EXERCISE AIM
Without adding or dropping anything, copy the entries below.

________

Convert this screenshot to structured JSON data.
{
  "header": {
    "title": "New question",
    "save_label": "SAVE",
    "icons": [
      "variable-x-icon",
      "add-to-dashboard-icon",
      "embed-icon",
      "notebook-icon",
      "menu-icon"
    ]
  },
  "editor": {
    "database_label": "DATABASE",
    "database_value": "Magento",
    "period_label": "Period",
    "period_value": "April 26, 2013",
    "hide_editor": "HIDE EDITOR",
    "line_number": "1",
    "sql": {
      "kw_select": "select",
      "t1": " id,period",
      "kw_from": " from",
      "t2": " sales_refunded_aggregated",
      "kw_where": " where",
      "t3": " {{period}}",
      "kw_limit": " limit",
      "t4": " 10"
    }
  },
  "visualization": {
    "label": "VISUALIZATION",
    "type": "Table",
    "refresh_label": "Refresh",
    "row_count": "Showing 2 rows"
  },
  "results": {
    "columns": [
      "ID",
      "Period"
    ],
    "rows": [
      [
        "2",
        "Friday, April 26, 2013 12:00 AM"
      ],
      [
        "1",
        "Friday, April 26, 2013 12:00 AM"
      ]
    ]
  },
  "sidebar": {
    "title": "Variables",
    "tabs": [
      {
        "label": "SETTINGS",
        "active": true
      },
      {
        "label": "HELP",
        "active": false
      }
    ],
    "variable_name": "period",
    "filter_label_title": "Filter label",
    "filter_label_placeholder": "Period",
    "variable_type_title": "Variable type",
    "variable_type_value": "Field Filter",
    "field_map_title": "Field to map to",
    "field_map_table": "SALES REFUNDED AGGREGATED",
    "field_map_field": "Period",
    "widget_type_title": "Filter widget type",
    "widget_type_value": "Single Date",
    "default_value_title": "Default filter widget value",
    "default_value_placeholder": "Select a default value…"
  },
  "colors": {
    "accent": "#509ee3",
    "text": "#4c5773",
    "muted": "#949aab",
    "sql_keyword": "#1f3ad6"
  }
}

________

ANSWER SPACE
Convert this screenshot to structured JSON data.
{
  "header": {
    "title": "New question",
    "save_label": "SAVE",
    "icons": [
      "variable-x-icon",
      "add-to-dashboard-icon",
      "embed-icon",
      "notebook-icon",
      "menu-icon"
    ]
  },
  "editor": {
    "database_label": "DATABASE",
    "database_value": "Magento",
    "period_label": "Period",
    "period_value": "April 26, 2013",
    "hide_editor": "HIDE EDITOR",
    "line_number": "1",
    "sql": {
      "kw_select": "select",
      "t1": " id,period",
      "kw_from": " from",
      "t2": " sales_refunded_aggregated",
      "kw_where": " where",
      "t3": " {{period}}",
      "kw_limit": " limit",
      "t4": " 10"
    }
  },
  "visualization": {
    "label": "VISUALIZATION",
    "type": "Table",
    "refresh_label": "Refresh",
    "row_count": "Showing 2 rows"
  },
  "results": {
    "columns": [
      "ID",
      "Period"
    ],
    "rows": [
      [
        "2",
        "Friday, April 26, 2013 12:00 AM"
      ],
      [
        "1",
        "Friday, April 26, 2013 12:00 AM"
      ]
    ]
  },
  "sidebar": {
    "title": "Variables",
    "tabs": [
      {
        "label": "SETTINGS",
        "active": true
      },
      {
        "label": "HELP",
        "active": false
      }
    ],
    "variable_name": "period",
    "filter_label_title": "Filter label",
    "filter_label_placeholder": "Period",
    "variable_type_title": "Variable type",
    "variable_type_value": "Field Filter",
    "field_map_title": "Field to map to",
    "field_map_table": "SALES REFUNDED AGGREGATED",
    "field_map_field": "Period",
    "widget_type_title": "Filter widget type",
    "widget_type_value": "Single Date",
    "default_value_title": "Default filter widget value",
    "default_value_placeholder": "Select a default value…"
  },
  "colors": {
    "accent": "#509ee3",
    "text": "#4c5773",
    "muted": "#949aab",
    "sql_keyword": "#1f3ad6"
  }
}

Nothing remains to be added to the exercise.